◆ TASK ◆
From the entries that follow, work out how many lines contain "likes". Write the number only.

Interface dataset entries
******
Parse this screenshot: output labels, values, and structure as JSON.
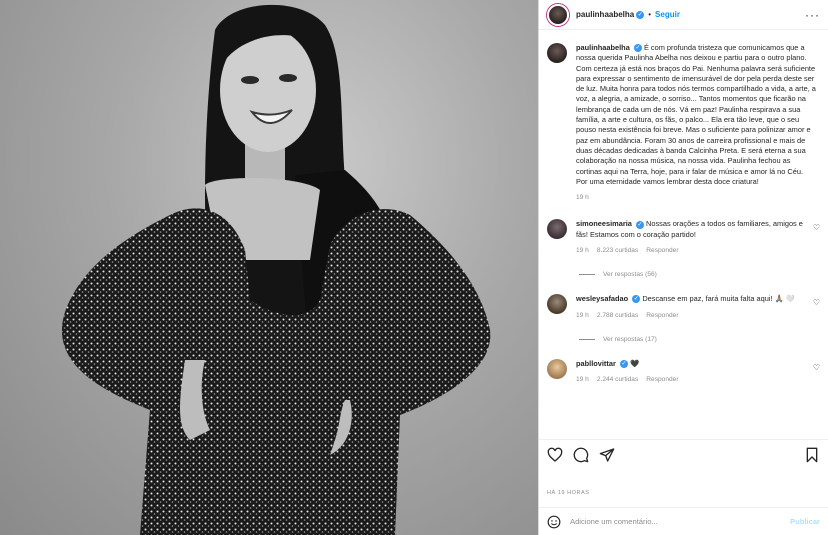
{
  "post": {
    "username": "paulinhaabelha",
    "follow_label": "Seguir",
    "more_label": "···",
    "image_alt": "Black and white photo of a smiling woman in a sequined dress"
  },
  "caption": {
    "username": "paulinhaabelha",
    "text": "É com profunda tristeza que comunicamos que a nossa querida Paulinha Abelha nos deixou e partiu para o outro plano. Com certeza já está nos braços do Pai. Nenhuma palavra será suficiente para expressar o sentimento de imensurável de dor pela perda deste ser de luz. Muita honra para todos nós termos compartilhado a vida, a arte, a voz, a alegria, a amizade, o sorriso... Tantos momentos que ficarão na lembrança de cada um de nós. Vá em paz! Paulinha respirava a sua família, a arte e cultura, os fãs, o palco... Ela era tão leve, que o seu pouso nesta existência foi breve. Mas o suficiente para polinizar amor e paz em abundância. Foram 30 anos de carreira profissional e mais de duas décadas dedicadas à banda Calcinha Preta. E será eterna a sua colaboração na nossa música, na nossa vida. Paulinha fechou as cortinas aqui na Terra, hoje, para ir falar de música e amor lá no Céu. Por uma eternidade vamos lembrar desta doce criatura!",
    "time": "19 h"
  },
  "comments": [
    {
      "username": "simoneesimaria",
      "text": "Nossas orações a todos os familiares, amigos e fãs! Estamos com o coração partido!",
      "time": "19 h",
      "likes": "8.223 curtidas",
      "reply_label": "Responder",
      "replies": "Ver respostas (56)"
    },
    {
      "username": "wesleysafadao",
      "text": "Descanse em paz, fará muita falta aqui! 🙏🏽 🤍",
      "time": "19 h",
      "likes": "2.788 curtidas",
      "reply_label": "Responder",
      "replies": "Ver respostas (17)"
    },
    {
      "username": "pabllovittar",
      "text": "🖤",
      "time": "19 h",
      "likes": "2.244 curtidas",
      "reply_label": "Responder"
    }
  ],
  "footer": {
    "posted_ago": "HÁ 19 HORAS",
    "comment_placeholder": "Adicione um comentário...",
    "post_label": "Publicar"
  },
  "icons": [
    "heart-icon",
    "comment-icon",
    "share-icon",
    "bookmark-icon",
    "emoji-icon",
    "verified-icon"
  ],
  "colors": {
    "accent": "#0095f6",
    "verified": "#3897f0",
    "muted": "#8e8e8e",
    "post_disabled": "#b2dffc"
  }
}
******
◆ THE COMPLETED TASK ◆
3